It sure seems like air conditioner refrigerant costs keep climbing year after year. If it seems that way, it’s because they are. There are different types of refrigerants, and the difference in their prices is significant. You need to know which type your own unit uses, and the base price for air conditioner refrigerant costs across the board. The more you know, the better prepared you can be!
Air conditioners use refrigerants to move heat from inside your home to the outdoors and are essential to all air conditioning systems. You may know it as “Freon,” however, that’s the brand name. We might regularly call every tissue, “Kleenex,” most air conditioner refrigerants are commonly referred to as, “Freon.” R-410A and R-22 or “Freon” is the lifeblood of an air conditioner’s cooling system, but R-22 air conditioner refrigerant costs have definitely risen over the past few years.

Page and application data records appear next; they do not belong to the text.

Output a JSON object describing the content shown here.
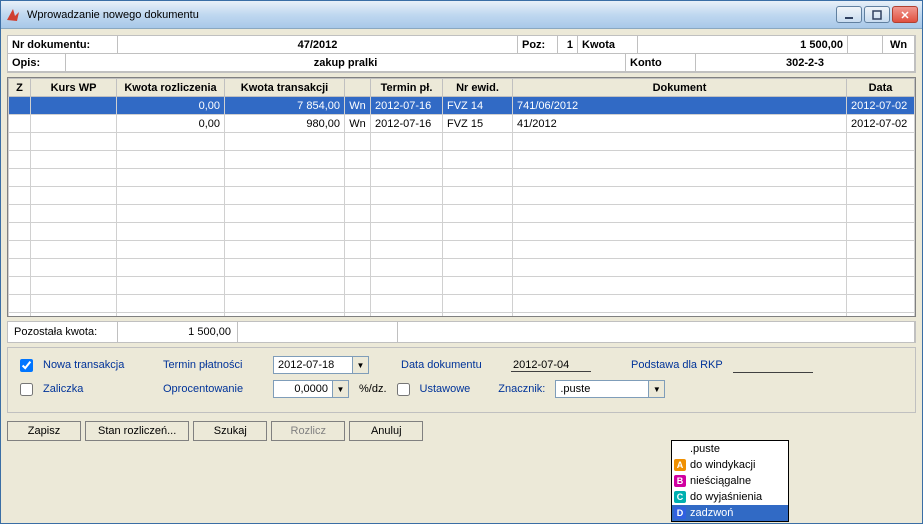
{
  "title": "Wprowadzanie nowego dokumentu",
  "header": {
    "nr_dokumentu_label": "Nr dokumentu:",
    "nr_dokumentu_value": "47/2012",
    "poz_label": "Poz:",
    "poz_value": "1",
    "kwota_label": "Kwota",
    "kwota_value": "1 500,00",
    "wn_label": "Wn",
    "opis_label": "Opis:",
    "opis_value": "zakup pralki",
    "konto_label": "Konto",
    "konto_value": "302-2-3"
  },
  "columns": {
    "z": "Z",
    "kurs_wp": "Kurs WP",
    "kwota_rozl": "Kwota rozliczenia",
    "kwota_trans": "Kwota transakcji",
    "side": "",
    "termin_pl": "Termin pł.",
    "nr_ewid": "Nr ewid.",
    "dokument": "Dokument",
    "data": "Data"
  },
  "rows": [
    {
      "sel": true,
      "kurs": "",
      "rozl": "0,00",
      "trans": "7 854,00",
      "side": "Wn",
      "termin": "2012-07-16",
      "ewid": "FVZ   14",
      "dok": "741/06/2012",
      "data": "2012-07-02"
    },
    {
      "sel": false,
      "kurs": "",
      "rozl": "0,00",
      "trans": "980,00",
      "side": "Wn",
      "termin": "2012-07-16",
      "ewid": "FVZ   15",
      "dok": "41/2012",
      "data": "2012-07-02"
    }
  ],
  "footer": {
    "pozostala_label": "Pozostała kwota:",
    "pozostala_value": "1 500,00"
  },
  "form": {
    "nowa_trans_label": "Nowa transakcja",
    "zaliczka_label": "Zaliczka",
    "termin_label": "Termin płatności",
    "termin_value": "2012-07-18",
    "oproc_label": "Oprocentowanie",
    "oproc_value": "0,0000",
    "pct_label": "%/dz.",
    "data_dok_label": "Data dokumentu",
    "data_dok_value": "2012-07-04",
    "ustawowe_label": "Ustawowe",
    "znacznik_label": "Znacznik:",
    "znacznik_value": ".puste",
    "podstawa_label": "Podstawa dla RKP"
  },
  "buttons": {
    "zapisz": "Zapisz",
    "stan": "Stan rozliczeń...",
    "szukaj": "Szukaj",
    "rozlicz": "Rozlicz",
    "anuluj": "Anuluj"
  },
  "dropdown": [
    {
      "badge": "",
      "text": ".puste"
    },
    {
      "badge": "A",
      "cls": "badge-a",
      "text": "do windykacji"
    },
    {
      "badge": "B",
      "cls": "badge-b",
      "text": "nieściągalne"
    },
    {
      "badge": "C",
      "cls": "badge-c",
      "text": "do wyjaśnienia"
    },
    {
      "badge": "D",
      "cls": "badge-d",
      "text": "zadzwoń",
      "selected": true
    }
  ]
}
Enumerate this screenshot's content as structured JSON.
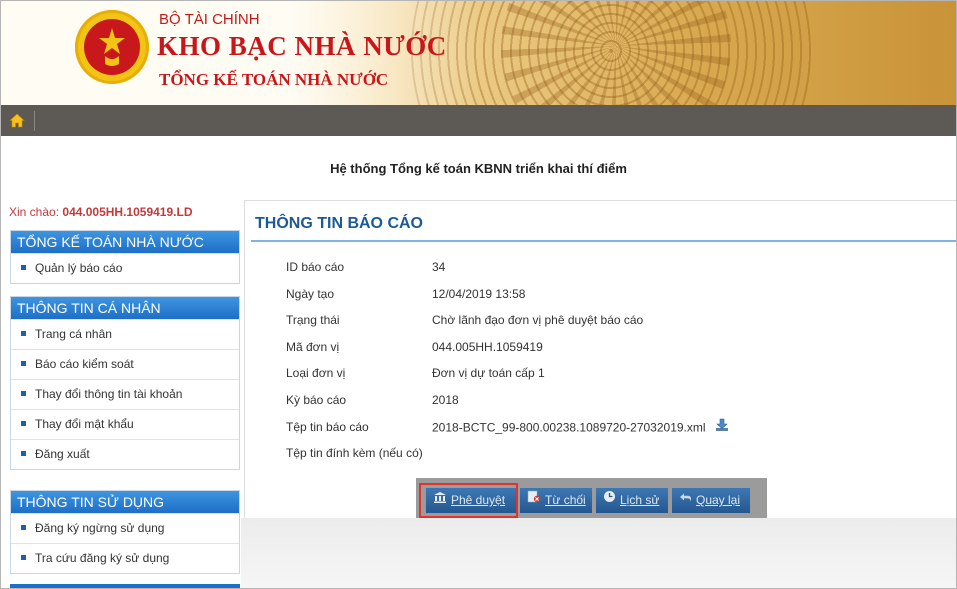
{
  "header": {
    "ministry": "BỘ TÀI CHÍNH",
    "org_name": "KHO BẠC NHÀ NƯỚC",
    "org_sub": "TỔNG KẾ TOÁN NHÀ NƯỚC"
  },
  "navbar": {
    "home_icon": "home-icon"
  },
  "system_title": "Hệ thống Tổng kế toán KBNN triển khai thí điểm",
  "sidebar": {
    "greeting_prefix": "Xin chào:",
    "username": "044.005HH.1059419.LD",
    "sections": [
      {
        "title": "TỔNG KẾ TOÁN NHÀ NƯỚC",
        "items": [
          "Quản lý báo cáo"
        ]
      },
      {
        "title": "THÔNG TIN CÁ NHÂN",
        "items": [
          "Trang cá nhân",
          "Báo cáo kiểm soát",
          "Thay đổi thông tin tài khoản",
          "Thay đổi mật khẩu",
          "Đăng xuất"
        ]
      },
      {
        "title": "THÔNG TIN SỬ DỤNG",
        "items": [
          "Đăng ký ngừng sử dụng",
          "Tra cứu đăng ký sử dụng"
        ]
      }
    ]
  },
  "report": {
    "title": "THÔNG TIN BÁO CÁO",
    "fields": [
      {
        "label": "ID báo cáo",
        "value": "34"
      },
      {
        "label": "Ngày tạo",
        "value": "12/04/2019 13:58"
      },
      {
        "label": "Trạng thái",
        "value": "Chờ lãnh đạo đơn vị phê duyệt báo cáo"
      },
      {
        "label": "Mã đơn vị",
        "value": "044.005HH.1059419"
      },
      {
        "label": "Loại đơn vị",
        "value": "Đơn vị dự toán cấp 1"
      },
      {
        "label": "Kỳ báo cáo",
        "value": "2018"
      },
      {
        "label": "Tệp tin báo cáo",
        "value": "2018-BCTC_99-800.00238.1089720-27032019.xml"
      },
      {
        "label": "Tệp tin đính kèm (nếu có)",
        "value": ""
      }
    ],
    "download_icon": "download-icon"
  },
  "actions": {
    "approve": "Phê duyệt",
    "reject": "Từ chối",
    "history": "Lịch sử",
    "back": "Quay lại"
  },
  "colors": {
    "brand_red": "#c8161b",
    "nav_bar": "#5d5a55",
    "panel_header_blue": "#1d6fc6",
    "title_blue": "#1c5a96",
    "button_blue": "#25578f",
    "highlight": "#e0322e"
  }
}
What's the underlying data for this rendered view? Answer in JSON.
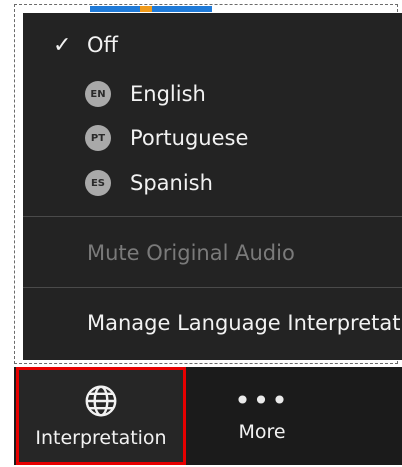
{
  "menu": {
    "items": [
      {
        "label": "Off",
        "checked": true
      },
      {
        "badge": "EN",
        "label": "English"
      },
      {
        "badge": "PT",
        "label": "Portuguese"
      },
      {
        "badge": "ES",
        "label": "Spanish"
      }
    ],
    "mute_label": "Mute Original Audio",
    "manage_label": "Manage Language Interpretation"
  },
  "toolbar": {
    "interpretation_label": "Interpretation",
    "more_label": "More",
    "more_glyph": "•••"
  },
  "colors": {
    "menu_bg": "#232323",
    "toolbar_bg": "#1b1b1b",
    "highlight_border": "#e60000",
    "badge_bg": "#a9a9a9",
    "disabled_text": "#7a7a7a",
    "accent_blue": "#1f7ad8",
    "accent_orange": "#f09a1a"
  },
  "icons": {
    "check": "checkmark-icon",
    "interpretation": "globe-icon",
    "more": "ellipsis-icon"
  }
}
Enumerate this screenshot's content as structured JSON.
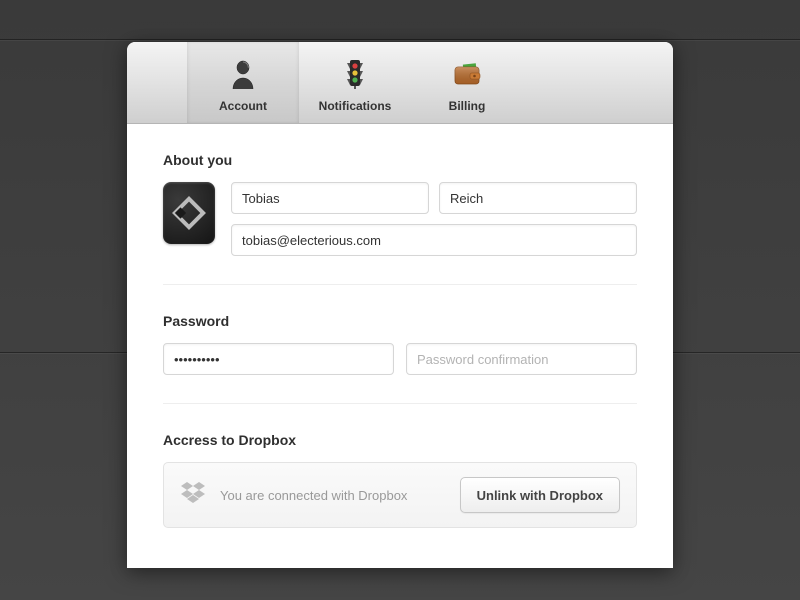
{
  "tabs": {
    "account": "Account",
    "notifications": "Notifications",
    "billing": "Billing"
  },
  "sections": {
    "about": "About you",
    "password": "Password",
    "dropbox": "Accress to Dropbox"
  },
  "fields": {
    "firstName": "Tobias",
    "lastName": "Reich",
    "email": "tobias@electerious.com",
    "password": "••••••••••",
    "passwordConfirmPlaceholder": "Password confirmation"
  },
  "dropbox": {
    "status": "You are connected with Dropbox",
    "unlinkLabel": "Unlink with Dropbox"
  }
}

First, a little history lesson. The old refrigerants were bad for the ozone layer in the stratosphere. A government mandate reduced the amount of production of R-22 every year until it is completely stopped in 2020. As part of the agreement, production ended in 2010 for new air conditioning units “charged” with R-22. To date, R-22 production has dropped by 90 percent. Because production is limited, costs to charge existing units that are leaking R-22 refrigerant are rapidly increasing.
R-22 was meant to be a transition until a new type of refrigerant could be developed to take its place. That’s when R-410A came into play. It’s an environmentally friendly refrigerant which has replaced R-22 in all new air conditioning units.
But through the transition, air conditioners using R-22 were still being installed due to a loophole. A lot of new R-22 air conditioners were installed, despite the EPA’s intention to accelerate the transition to R-410A. This left a lot of units out there still needing R-22. So the simple reason for high air conditioner refrigerant costs is supply and demand. There is more demand than there is available supply.
The price of R-22 has soared and often runs 3 to 5 times the cost of R-410A. And if you think it costs a lot now, just wait. Five years ago R-22 sold for $10 per pound. Today R-22 can be as much as $50 per pound, depending on where you purchase it. Typical residential air conditioning units hold from 5 to 15 pounds of R-22. Even more, according to the EPA, production and sale of R-22 be cease completely by 2020.
Should you need R-22 for your air conditioning unit, your best best is to work with Fixd authorized HVAC companies to find the best price. It’s a matter of supply and demand. It will also depend on what these companies paid when they purchased R-22, so prices will vary. Companies have quoted prices ranging from $35 to $175 per pound. Be sure you ask if this cost includes the cost of service charge and labor.
To see if you are getting a fair price, you can always look at the current price on Amazon and other online sites. As of April 2019, the cost is running on average at $20 per pound. That’s double what it was five years ago. Please keep in mind, if you are trying to purchase R-22 for personal use, you need to be 608 certified with the Environmental Protection Agency.
Now, let’s figure out your home’s specific air conditioner refrigerant costs:
The rule of thumb is two to four pounds of refrigerant per one ton of your unit. You should always check the specifications of your unit. However, most home air conditioning units are between one ton and five tons. Anything over five tons is considered a commercial grade unit.
A two-ton system would need eight pounds of refrigerant to completely refill your unit (two tons x four pounds). Eight pounds of refrigerant times the cost would equal $160 to refill your air conditioning unit. But that’s just the cost of the product – not including labor of a certified HVAC technician.
Let’s do the same math on a home that uses R-410A. On Amazon, you would pay around $100 for a twenty-five-pound cylinder. That’s just $4 per pound of refrigerant. Eight pounds of refrigerant will cost you just $32 to refill a two-ton system. That is a big price difference!
A company will need to mark that charge up in order to stay in business, but it pays to know exactly what the current cost is to determine if you are getting a fair deal.
Another important note: You should never have to continuously add refrigerant to a system. If that is the case, you probably have a leak which could result in a much larger repair, for example, replacing the coil. If your system is old and out of warranty, this can be a pricey repair and perhaps time to consider upgrading your system. Check out these great tips for air conditioning troubleshooting.
Now that you know exactly why air conditioner refrigerant costs vary so much, you can better judge what you should be paying. Arm yourself with this knowledge so you’ll never be taken advantage of again. And keep your eye on the market prices, as after 2020, they will most likely double again.